What you will do -
Filter the records below down to lines containing "khách".

Source records
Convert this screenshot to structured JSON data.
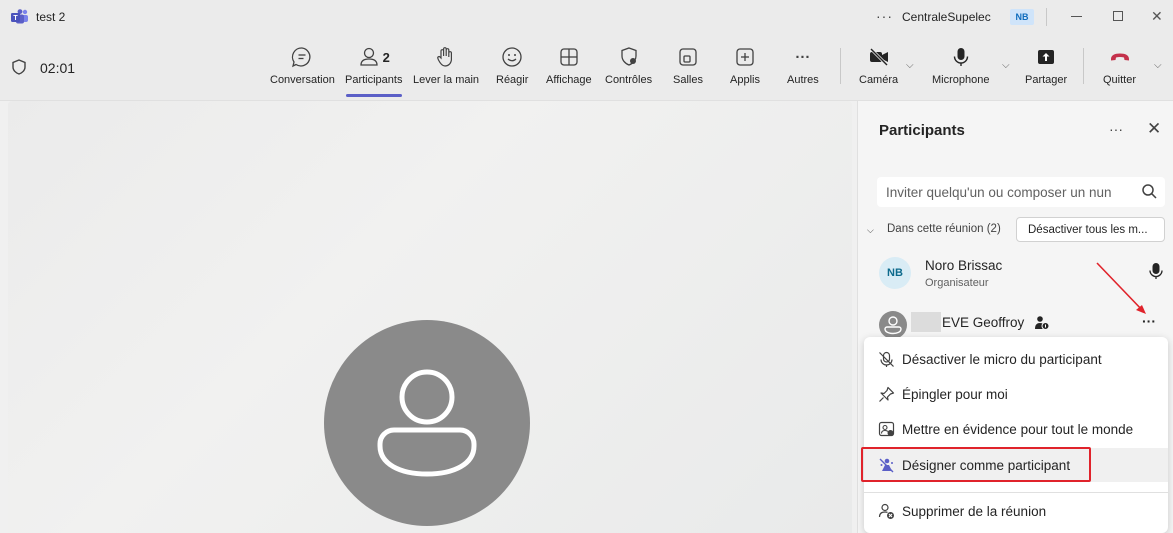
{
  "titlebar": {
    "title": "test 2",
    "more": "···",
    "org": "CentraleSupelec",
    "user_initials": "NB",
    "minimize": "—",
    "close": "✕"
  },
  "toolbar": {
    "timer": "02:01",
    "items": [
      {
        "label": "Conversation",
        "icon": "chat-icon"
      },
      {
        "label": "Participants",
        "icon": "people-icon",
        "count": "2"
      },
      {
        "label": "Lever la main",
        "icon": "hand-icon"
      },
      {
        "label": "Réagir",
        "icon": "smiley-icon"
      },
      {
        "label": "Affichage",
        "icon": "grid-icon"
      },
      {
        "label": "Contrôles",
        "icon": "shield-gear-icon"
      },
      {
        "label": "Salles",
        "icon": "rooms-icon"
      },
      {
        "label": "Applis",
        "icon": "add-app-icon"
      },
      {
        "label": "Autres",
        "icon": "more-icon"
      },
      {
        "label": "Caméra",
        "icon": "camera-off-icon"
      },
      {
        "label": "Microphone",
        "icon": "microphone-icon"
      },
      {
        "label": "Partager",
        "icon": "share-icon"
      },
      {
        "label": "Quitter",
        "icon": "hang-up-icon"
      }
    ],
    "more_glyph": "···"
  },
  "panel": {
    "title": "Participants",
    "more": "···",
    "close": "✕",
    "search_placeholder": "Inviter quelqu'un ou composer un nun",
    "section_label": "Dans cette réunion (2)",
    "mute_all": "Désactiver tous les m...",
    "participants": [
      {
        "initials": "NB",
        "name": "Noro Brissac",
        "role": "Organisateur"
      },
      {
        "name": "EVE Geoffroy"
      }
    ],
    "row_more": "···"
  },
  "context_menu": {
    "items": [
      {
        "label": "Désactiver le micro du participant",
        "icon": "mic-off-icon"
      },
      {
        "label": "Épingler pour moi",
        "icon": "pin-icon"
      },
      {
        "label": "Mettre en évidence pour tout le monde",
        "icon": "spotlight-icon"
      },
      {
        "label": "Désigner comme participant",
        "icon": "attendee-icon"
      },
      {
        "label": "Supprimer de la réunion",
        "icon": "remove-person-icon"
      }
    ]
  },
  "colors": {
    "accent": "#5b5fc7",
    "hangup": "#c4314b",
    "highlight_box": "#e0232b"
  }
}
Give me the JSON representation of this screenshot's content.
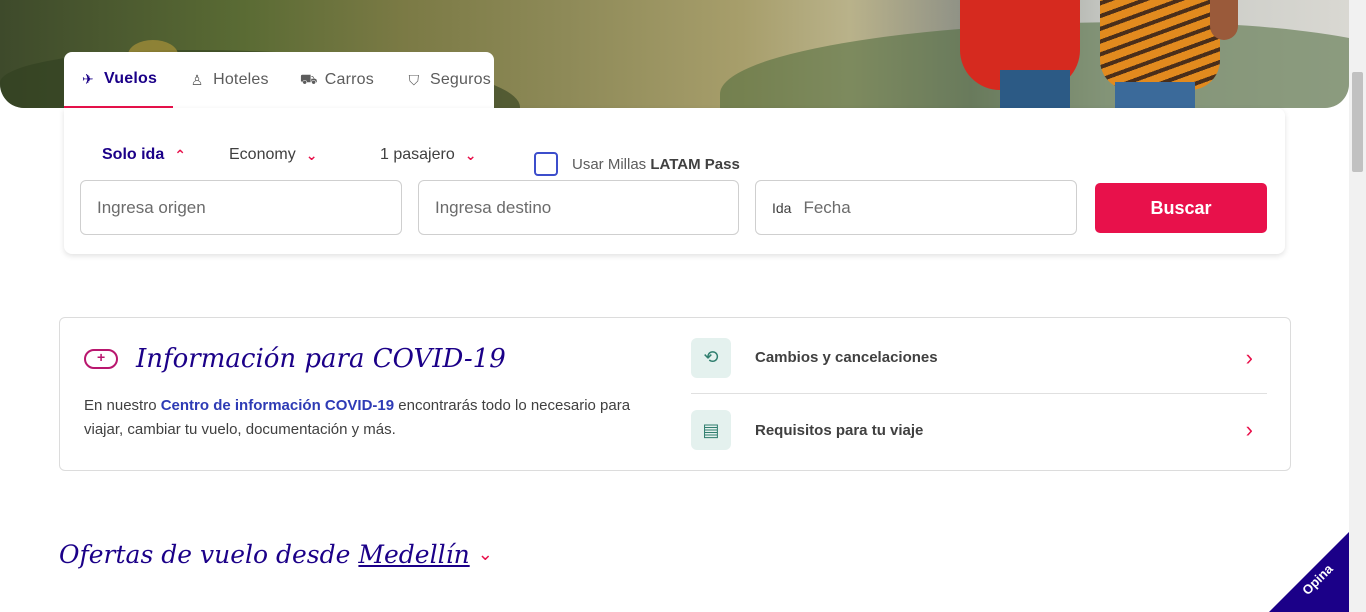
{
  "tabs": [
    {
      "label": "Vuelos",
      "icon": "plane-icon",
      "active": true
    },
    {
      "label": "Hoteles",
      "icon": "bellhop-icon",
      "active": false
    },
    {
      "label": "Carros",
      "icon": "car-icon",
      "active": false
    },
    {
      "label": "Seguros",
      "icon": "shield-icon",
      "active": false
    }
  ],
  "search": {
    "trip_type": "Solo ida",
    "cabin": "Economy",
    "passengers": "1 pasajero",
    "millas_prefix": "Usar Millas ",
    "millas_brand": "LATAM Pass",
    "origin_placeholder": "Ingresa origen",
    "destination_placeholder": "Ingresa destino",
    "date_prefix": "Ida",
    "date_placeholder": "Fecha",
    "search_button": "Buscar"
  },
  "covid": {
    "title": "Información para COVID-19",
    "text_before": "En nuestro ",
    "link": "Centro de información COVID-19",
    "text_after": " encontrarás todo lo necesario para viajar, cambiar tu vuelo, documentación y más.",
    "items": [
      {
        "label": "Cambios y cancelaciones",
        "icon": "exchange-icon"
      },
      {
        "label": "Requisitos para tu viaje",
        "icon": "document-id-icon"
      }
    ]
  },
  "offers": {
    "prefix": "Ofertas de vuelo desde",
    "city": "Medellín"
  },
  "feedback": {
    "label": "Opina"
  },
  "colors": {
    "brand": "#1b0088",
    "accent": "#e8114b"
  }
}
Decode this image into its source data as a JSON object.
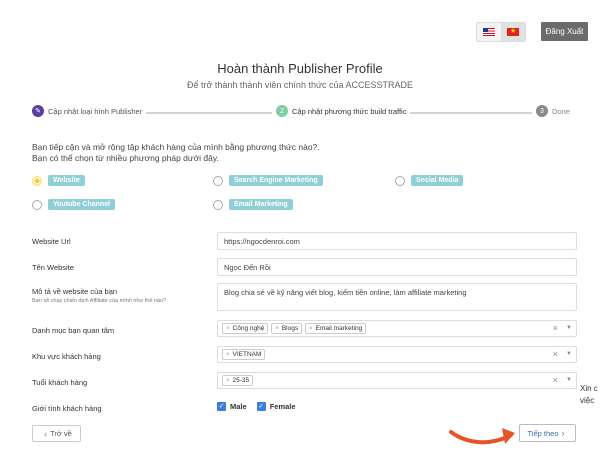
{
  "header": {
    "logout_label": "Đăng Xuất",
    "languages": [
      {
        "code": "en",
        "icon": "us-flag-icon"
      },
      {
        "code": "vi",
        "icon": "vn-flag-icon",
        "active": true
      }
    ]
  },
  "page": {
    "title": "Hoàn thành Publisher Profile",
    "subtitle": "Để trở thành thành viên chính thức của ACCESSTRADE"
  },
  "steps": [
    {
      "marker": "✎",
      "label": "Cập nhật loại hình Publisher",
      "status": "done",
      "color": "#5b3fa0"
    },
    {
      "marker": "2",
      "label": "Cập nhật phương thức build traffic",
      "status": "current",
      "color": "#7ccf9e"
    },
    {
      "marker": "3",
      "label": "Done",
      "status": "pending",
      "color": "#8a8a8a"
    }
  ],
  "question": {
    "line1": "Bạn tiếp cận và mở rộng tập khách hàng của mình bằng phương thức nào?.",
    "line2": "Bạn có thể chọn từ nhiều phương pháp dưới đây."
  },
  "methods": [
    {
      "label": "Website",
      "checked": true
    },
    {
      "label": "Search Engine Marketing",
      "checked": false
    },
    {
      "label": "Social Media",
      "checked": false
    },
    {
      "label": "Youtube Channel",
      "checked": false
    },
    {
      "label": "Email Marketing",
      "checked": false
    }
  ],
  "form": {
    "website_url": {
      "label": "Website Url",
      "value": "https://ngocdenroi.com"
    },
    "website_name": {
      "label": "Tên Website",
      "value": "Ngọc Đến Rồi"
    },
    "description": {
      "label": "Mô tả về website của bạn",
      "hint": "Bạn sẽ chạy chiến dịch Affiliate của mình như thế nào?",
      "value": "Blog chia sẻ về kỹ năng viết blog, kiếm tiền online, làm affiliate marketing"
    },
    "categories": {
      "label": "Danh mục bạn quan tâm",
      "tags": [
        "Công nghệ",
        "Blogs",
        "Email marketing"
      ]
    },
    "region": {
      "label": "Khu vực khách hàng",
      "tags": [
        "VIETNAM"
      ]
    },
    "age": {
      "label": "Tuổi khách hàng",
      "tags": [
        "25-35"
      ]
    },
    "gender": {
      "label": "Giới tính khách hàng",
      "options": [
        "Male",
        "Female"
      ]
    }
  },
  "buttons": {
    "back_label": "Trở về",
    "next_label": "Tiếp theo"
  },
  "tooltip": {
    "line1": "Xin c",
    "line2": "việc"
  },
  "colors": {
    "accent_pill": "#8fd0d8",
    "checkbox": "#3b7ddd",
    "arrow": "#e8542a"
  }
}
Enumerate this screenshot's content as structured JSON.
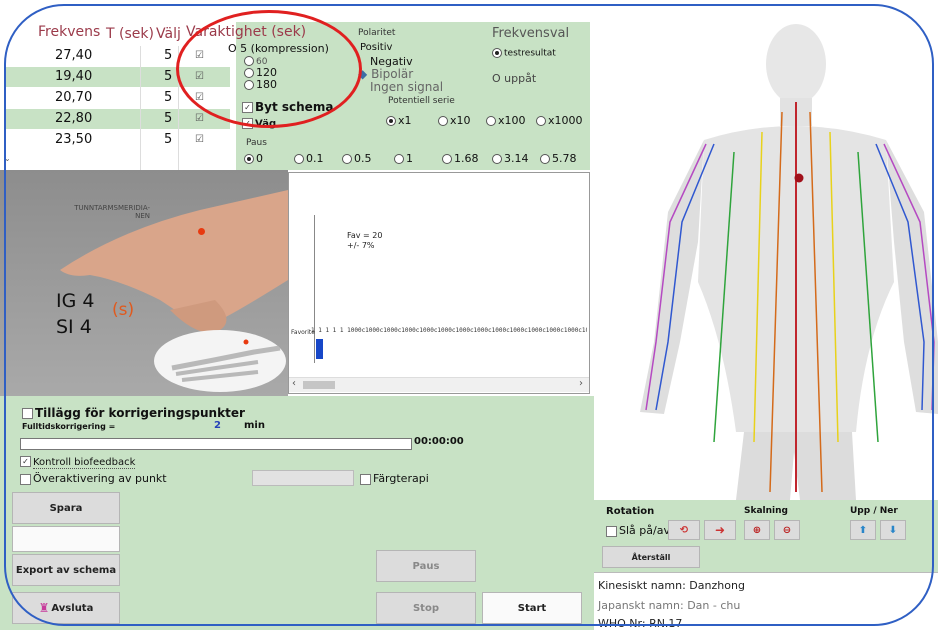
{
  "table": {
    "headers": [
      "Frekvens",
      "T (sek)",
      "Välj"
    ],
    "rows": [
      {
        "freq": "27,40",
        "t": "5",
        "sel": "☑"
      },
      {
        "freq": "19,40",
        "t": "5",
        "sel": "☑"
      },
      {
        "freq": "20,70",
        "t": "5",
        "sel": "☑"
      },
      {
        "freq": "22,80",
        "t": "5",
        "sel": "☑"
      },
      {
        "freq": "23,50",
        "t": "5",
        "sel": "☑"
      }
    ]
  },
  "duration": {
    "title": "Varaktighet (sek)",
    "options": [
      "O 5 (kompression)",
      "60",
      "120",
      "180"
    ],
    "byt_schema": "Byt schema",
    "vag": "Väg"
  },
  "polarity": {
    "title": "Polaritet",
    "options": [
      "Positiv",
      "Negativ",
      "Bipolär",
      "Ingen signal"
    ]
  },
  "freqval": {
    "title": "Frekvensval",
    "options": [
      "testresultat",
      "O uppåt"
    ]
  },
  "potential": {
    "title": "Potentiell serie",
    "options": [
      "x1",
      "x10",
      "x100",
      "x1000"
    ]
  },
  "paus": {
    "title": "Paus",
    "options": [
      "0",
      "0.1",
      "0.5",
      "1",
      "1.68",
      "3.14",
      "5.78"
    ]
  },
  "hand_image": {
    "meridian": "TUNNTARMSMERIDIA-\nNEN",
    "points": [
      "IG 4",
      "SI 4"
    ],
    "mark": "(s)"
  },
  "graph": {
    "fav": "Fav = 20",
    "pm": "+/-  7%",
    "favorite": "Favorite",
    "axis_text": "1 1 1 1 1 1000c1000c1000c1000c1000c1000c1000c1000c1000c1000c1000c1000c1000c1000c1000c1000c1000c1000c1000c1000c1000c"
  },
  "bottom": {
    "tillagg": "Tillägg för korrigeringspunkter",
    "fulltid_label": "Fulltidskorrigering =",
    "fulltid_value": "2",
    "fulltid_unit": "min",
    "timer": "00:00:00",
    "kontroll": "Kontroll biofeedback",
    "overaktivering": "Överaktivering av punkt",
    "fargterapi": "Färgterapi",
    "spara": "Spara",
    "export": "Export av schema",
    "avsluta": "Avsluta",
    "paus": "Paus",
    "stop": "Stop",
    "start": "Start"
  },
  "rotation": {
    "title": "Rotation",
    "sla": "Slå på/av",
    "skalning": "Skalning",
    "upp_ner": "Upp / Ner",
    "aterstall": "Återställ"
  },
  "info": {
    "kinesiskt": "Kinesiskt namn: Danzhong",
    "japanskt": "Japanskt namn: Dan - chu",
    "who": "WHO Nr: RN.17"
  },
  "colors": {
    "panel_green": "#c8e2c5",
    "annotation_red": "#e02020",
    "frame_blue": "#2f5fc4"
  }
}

Exercise answer -
    "line1": "Bạn tiếp cận và mở rộng tập khách hàng của mình bằng phương thức nào?.",
      "label": "Khu vực khách hàng",
      "label": "Tuổi khách hàng",
      "label": "Giới tính khách hàng",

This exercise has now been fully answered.